• What is needed
Line count for "sleep": report how many lines in this material hold that string, with the number alone as the answer.

• Exercise data
┌──

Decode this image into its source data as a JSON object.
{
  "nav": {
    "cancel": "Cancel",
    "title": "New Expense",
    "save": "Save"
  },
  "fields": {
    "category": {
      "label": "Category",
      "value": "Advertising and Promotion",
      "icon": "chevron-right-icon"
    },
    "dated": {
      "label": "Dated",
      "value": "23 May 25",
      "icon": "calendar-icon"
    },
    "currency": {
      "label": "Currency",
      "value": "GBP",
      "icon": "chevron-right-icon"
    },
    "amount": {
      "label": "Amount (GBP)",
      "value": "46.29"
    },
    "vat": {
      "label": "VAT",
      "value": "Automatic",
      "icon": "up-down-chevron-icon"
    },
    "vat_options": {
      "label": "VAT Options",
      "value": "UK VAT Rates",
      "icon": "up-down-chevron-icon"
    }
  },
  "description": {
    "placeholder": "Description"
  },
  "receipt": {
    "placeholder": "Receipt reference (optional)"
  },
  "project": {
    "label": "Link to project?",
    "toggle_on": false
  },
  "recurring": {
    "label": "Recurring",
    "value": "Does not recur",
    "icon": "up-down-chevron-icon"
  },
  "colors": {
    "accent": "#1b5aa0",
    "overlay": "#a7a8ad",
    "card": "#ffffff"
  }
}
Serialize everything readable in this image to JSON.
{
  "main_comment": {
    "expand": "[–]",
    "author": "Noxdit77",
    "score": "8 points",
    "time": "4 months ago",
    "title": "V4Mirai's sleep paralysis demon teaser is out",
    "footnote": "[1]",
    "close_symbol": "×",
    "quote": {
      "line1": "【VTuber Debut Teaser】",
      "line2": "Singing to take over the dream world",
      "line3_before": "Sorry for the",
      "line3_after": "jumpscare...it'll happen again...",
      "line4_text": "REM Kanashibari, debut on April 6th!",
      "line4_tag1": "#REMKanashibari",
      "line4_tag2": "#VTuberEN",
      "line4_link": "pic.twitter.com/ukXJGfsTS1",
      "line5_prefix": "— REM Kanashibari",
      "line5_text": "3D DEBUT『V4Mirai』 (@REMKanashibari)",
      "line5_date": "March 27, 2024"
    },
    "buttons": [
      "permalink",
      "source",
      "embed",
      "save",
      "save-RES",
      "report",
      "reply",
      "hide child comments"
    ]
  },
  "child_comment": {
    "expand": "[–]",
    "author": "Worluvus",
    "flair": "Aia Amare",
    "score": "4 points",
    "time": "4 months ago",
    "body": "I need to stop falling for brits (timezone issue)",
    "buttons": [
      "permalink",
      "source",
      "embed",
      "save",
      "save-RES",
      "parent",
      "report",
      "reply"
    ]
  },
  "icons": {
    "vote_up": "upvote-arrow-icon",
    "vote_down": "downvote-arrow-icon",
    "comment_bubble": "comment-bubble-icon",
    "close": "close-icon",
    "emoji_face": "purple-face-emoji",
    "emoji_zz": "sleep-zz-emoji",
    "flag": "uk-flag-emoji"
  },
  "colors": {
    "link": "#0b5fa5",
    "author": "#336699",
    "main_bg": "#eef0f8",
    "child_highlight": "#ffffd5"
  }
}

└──

• Answer box
2